Records from a data source
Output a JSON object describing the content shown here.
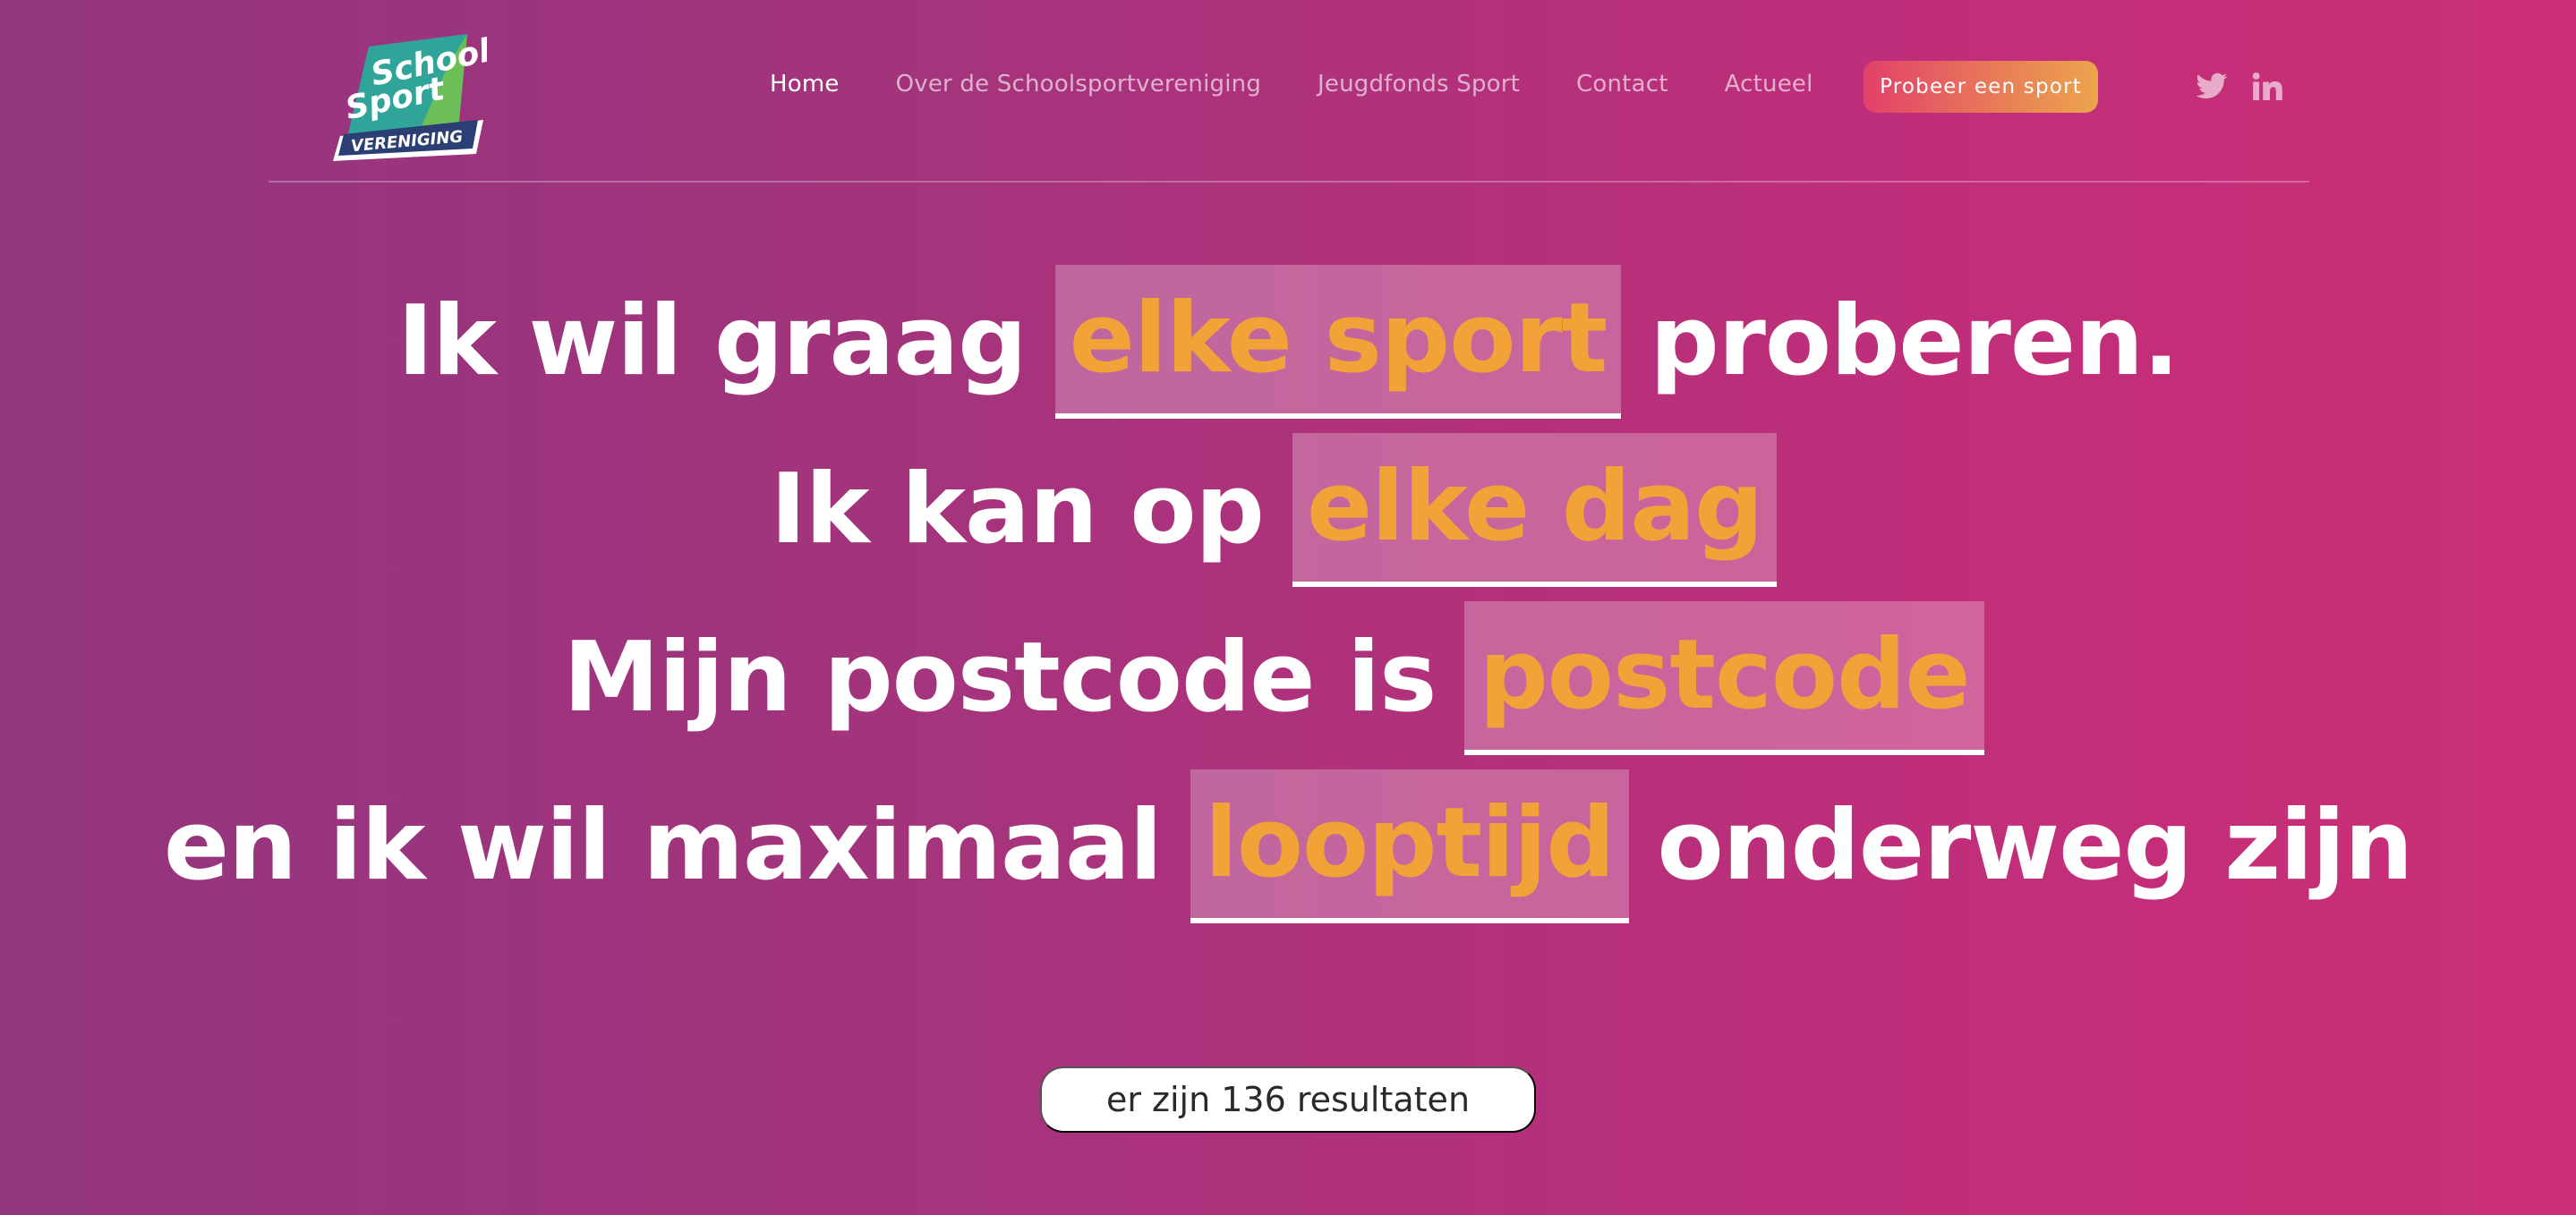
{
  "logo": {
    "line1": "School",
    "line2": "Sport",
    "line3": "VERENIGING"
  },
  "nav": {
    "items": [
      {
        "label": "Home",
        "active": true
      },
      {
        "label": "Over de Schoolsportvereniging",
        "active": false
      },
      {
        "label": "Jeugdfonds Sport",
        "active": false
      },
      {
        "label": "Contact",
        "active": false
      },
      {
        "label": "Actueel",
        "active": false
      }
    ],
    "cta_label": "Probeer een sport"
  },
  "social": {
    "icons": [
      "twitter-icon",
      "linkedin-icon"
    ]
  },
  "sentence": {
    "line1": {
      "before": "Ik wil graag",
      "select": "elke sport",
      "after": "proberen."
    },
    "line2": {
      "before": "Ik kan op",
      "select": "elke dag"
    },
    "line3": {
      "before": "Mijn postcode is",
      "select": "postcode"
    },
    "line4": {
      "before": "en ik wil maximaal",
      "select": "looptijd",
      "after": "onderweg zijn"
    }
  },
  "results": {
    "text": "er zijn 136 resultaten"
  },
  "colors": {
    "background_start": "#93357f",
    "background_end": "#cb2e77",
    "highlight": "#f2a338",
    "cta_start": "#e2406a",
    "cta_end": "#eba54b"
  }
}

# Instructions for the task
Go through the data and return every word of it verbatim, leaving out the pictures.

# Your solution
Output a JSON object describing the content shown here.
{
  "logo": {
    "line1": "School",
    "line2": "Sport",
    "line3": "VERENIGING"
  },
  "nav": {
    "items": [
      {
        "label": "Home",
        "active": true
      },
      {
        "label": "Over de Schoolsportvereniging",
        "active": false
      },
      {
        "label": "Jeugdfonds Sport",
        "active": false
      },
      {
        "label": "Contact",
        "active": false
      },
      {
        "label": "Actueel",
        "active": false
      }
    ],
    "cta_label": "Probeer een sport"
  },
  "social": {
    "icons": [
      "twitter-icon",
      "linkedin-icon"
    ]
  },
  "sentence": {
    "line1": {
      "before": "Ik wil graag",
      "select": "elke sport",
      "after": "proberen."
    },
    "line2": {
      "before": "Ik kan op",
      "select": "elke dag"
    },
    "line3": {
      "before": "Mijn postcode is",
      "select": "postcode"
    },
    "line4": {
      "before": "en ik wil maximaal",
      "select": "looptijd",
      "after": "onderweg zijn"
    }
  },
  "results": {
    "text": "er zijn 136 resultaten"
  },
  "colors": {
    "background_start": "#93357f",
    "background_end": "#cb2e77",
    "highlight": "#f2a338",
    "cta_start": "#e2406a",
    "cta_end": "#eba54b"
  }
}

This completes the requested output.